We’re pleased to announce an upcoming roundtable panel that we will be co-sponsoring with the Association for Critical Race Art History (ACRAH) at the annual College Art Association Conference in Chicago this February. Over the decade that the Material Collective has been operating, we’ve seen a significant shift in the CAA’s willingness to engage with a more inclusive and often politicized version of visual studies and we applaud that. As medievalists like Matthew X. Vernon, Geraldine Heng, Cord Whitaker, and others have shown, the narrative that perpetuates the idea of “race” as a purely modern invention can be disputed. Race-making can clearly be traced to the medieval period, and even earlier, in both texts and visual imagery.
We approached ACRAH specifically because we hoped this roundtable might be a good venue to discuss those connections among pre- and post-modern art historians. As our abstract states:
Pre-modern fields of art history are often viewed as operating anterior to, or even outside of, considerations of race, racism, diversity, and inclusion. The classical and medieval worlds in particular have long been taken (by both specialists and those working in other areas) as primarily European, in which unexamined whiteness is too often the default position for understanding patrons, artists, and subjects. This neglect of racialized histories has allowed many art historians (especially white scholars) to occupy a privileged position of ignorance, choosing to avoid the contemporary impact of their scholarship and (even passively) upholding biased and racist narratives in publications and curricula.
We hope that the session, Unlearning Art History: Anti-Racist Work in Pre-Modern Fields, will be an opportunity to bring the important discussions happening in medieval studies into the art-historical conversation. Speakers include Nina Rowe, who will talk about resources, projects, and objects that can expand the discourse on race in the teaching of medieval art history. Dr. Rowe’s new research on illuminated World Chronicle manuscripts introduces evidence that can complicate our understanding of medieval European conceptions of Africa, and essays in a volume she co-edited, Whose Middle Ages?, introduce accessible discussions of whiteness and medieval intercontinental trade contacts that can disrupt traditional art historical narratives. Roland Betancourt (University of California, Irvine) will present on “Byzantine Intersectionality: Sexuality, Gender, and Race in the Middle Ages,” and we are very pleased to include Earnestine Qiu (PhD Candidate, Princeton University) on her work with the Armenia! show at the Metropolitan Museum in New York. Qiu’s paper is titled “Displaying Armenia.” Our discussant, Adriana Zavala (Tufts University and founding director of the US Latinx Art Forum (USLAF)), will consider how historians of pre-modern and modern/contemporary art approach race and colonialism, how our questions differ, and what we might learn from cross-temporal conversations.
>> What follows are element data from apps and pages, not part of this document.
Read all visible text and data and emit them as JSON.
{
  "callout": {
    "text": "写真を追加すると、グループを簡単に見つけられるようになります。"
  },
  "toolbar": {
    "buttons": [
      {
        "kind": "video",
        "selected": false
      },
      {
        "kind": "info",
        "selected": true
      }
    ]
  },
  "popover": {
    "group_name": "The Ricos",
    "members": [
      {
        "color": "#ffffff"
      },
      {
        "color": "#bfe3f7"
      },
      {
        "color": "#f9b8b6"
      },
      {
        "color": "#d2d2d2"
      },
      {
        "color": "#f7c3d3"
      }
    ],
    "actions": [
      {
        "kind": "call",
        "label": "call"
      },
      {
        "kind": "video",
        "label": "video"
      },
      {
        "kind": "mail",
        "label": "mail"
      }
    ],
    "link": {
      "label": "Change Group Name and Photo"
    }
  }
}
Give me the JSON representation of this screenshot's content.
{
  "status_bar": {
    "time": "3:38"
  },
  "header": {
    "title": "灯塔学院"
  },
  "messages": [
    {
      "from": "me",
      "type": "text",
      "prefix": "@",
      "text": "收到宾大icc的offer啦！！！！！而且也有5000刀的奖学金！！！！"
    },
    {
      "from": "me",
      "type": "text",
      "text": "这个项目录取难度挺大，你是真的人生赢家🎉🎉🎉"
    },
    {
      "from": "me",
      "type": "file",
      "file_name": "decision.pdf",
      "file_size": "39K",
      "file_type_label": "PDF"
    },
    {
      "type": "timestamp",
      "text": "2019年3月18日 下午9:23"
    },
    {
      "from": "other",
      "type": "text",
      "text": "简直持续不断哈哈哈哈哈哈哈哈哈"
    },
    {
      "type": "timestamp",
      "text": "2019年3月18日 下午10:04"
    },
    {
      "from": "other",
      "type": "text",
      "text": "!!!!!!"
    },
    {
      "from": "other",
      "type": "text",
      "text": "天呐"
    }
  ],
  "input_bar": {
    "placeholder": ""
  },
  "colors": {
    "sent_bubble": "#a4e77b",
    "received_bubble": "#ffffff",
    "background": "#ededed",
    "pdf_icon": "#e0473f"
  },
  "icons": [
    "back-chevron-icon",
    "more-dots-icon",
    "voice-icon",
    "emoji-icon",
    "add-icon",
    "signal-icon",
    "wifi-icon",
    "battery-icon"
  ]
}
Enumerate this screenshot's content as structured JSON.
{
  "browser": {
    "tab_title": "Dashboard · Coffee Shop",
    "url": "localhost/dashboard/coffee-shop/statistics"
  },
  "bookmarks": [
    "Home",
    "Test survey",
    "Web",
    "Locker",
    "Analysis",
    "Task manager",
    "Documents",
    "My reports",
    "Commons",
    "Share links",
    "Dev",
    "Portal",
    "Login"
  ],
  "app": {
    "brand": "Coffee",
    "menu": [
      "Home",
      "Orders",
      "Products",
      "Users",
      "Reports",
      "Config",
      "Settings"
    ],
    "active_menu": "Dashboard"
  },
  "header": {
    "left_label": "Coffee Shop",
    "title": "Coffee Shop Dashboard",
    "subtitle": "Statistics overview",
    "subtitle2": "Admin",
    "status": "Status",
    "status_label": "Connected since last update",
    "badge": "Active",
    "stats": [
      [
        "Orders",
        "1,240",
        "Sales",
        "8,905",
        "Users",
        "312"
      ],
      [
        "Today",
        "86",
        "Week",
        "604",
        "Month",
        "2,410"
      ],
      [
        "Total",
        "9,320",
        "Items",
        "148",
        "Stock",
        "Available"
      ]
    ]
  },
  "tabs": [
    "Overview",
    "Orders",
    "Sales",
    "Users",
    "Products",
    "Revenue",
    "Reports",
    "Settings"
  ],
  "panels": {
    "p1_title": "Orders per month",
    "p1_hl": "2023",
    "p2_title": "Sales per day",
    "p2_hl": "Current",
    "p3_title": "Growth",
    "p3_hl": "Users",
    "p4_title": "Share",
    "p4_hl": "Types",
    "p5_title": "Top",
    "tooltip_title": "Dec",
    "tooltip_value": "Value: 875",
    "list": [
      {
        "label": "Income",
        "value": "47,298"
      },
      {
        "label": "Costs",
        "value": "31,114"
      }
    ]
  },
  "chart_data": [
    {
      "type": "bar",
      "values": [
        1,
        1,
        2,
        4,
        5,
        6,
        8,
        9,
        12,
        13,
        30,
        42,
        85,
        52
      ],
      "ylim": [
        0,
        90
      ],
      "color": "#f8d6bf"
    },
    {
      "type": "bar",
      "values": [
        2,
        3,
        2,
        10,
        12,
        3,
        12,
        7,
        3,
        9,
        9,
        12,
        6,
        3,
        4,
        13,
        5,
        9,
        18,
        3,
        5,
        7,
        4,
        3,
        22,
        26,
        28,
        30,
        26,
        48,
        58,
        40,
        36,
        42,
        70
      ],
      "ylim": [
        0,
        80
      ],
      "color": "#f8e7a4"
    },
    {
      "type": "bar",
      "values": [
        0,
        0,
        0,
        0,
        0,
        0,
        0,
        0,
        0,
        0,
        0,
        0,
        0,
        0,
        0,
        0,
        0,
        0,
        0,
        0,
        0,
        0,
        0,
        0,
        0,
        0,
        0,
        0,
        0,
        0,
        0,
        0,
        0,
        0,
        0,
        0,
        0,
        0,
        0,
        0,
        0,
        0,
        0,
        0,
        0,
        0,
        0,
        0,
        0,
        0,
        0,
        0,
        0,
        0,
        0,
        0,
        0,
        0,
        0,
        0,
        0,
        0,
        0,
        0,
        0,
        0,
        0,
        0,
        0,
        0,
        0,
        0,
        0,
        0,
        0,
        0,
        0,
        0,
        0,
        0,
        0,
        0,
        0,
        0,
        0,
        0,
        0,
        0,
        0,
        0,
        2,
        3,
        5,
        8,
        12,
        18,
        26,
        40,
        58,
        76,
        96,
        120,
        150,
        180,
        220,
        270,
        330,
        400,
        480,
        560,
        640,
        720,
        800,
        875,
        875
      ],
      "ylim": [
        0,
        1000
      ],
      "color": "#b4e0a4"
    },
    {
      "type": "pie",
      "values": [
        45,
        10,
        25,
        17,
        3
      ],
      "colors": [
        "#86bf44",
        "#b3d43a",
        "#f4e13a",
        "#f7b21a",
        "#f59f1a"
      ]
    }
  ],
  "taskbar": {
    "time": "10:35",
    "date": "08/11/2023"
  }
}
The session takes place on Friday evening, February 14, from 6:00-7:30pm. Come join us for Valentine’s Day!